Will Robots Conquer Services? Attitudes Towards Anthropomorphic Service Robots
Ozturkcan, S. & Merdin-Uygur, E. "Will Robots Conquer Services? Attitudes Towards Anthropomorphic Service Robots," 9th International Research Symposium in Service Management (IRSSM-9), July 23-27, 2018, Ljubljana, Slovenia.
Posted: 30 Aug 2018
Date Written: July 23, 2018

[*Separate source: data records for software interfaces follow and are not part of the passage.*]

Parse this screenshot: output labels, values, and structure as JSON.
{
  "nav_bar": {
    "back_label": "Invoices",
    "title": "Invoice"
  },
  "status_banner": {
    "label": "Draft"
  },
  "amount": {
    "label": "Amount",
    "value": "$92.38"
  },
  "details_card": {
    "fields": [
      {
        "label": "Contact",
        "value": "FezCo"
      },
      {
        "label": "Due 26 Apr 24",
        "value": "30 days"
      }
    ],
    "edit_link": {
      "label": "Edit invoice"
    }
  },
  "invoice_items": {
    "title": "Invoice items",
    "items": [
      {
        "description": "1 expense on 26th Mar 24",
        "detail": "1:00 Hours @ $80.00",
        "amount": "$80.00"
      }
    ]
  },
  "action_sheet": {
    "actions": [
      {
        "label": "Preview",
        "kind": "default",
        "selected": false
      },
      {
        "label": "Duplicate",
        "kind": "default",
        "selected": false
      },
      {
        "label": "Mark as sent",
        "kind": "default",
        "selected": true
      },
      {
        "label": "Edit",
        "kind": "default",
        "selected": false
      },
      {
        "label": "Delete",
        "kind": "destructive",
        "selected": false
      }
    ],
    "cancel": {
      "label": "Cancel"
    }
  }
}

At the heart of the discussions about artificial intelligence (AI) and the robots’ presence in the economy and the job market (van der Zande et al., 2018) lie the anthropomorphized robots, used especially in service industries. Service robots are already being used for elderly care (Kalogianni, 2015), café and restaurant services (Frey & Osborn, 2017) and even for sexual pleasure (Krumins, 2017). Anthropomorphism is defined as imbuing the imagined or real behavior of nonhuman agents with humanlike characteristics, motivations, intentions, and emotions (Epley et al. 2007). In time, the marketplace emotions towards robots turned from excitement and empathy towards anger and fear, due to warnings of several entrepreneurs against uncontrolled AI and increased use of robots for the defense industries (Mattel, 2015). Coinciding with these findings, people are exposed to crash-tests with dummies or defense robots tested against human violence to prove real-time balance (Darrow, 2016). Mende et al. (2017) mention that the rise of service robots is a double-edged sword with increased consumer buzz and engagement on the one hand but uncomfortable feelings on the other. We argue that the level of anthropomorphism, the type of violence towards the anthropomorphic robot and the level of personal characteristics such as power and status play a role in how consumers form and report attitudes towards robots or marketing communication material that depicts such entities. One-hundred and five undergraduates (54 women, mean age = 22.73) took part in our study. Participants first responded to the scales measuring their loneliness, power and status. Participants then reported their mood and moved on to the robotic violence manipulation. Participants were randomly assigned to one of the three photographs depicting a falling robot because of direct human violence, indirect human violence or an accident. Then we measured their evaluation of the material, of the robot, WOMM intentions, their familiarity with the material and their involvement in robotics for control purposes, anthropomorphism level, pre- and post- mood, and demographics. There was a significant effect of the photograph type on attitudes towards the visual (F(2,96) = 3.274; p = 0.043), that is the indirect violence condition evoked more favorable attitudes (M = 4.34; SD = 0.19) than the accident condition (M = 3.65; SD = 0.20, p = 0.013) but not compared to the direct violence condition (M = 3.96; SD = 0.21, p = 0.180). Moreover, there was a marginally significant two-way interaction between power and photograph type on the attitudes (F(1,95) = 3.0021; p = 0.086). The photograph caused a difference in attitudes only if the individual possessed low sense of power (-1SD, 3.97 / 7.00) and not if the viewer had average (M = 4.75 / 7.00) or high sense of power ( 1SD, 5.54 / 7.00). People low in power demonstrate variability across contexts (Kraus et al., 2011), which is replicated in our study using anthropomorphized robotic images. Our results are expected to have many implications and pave the way for future work looking at the interaction between the service recipient and the service provider.
Keywords: robot technologies, automated service, need for power, anthropomorphism, humanoid
JEL Classification: M00
Suggested Citation: Suggested Citation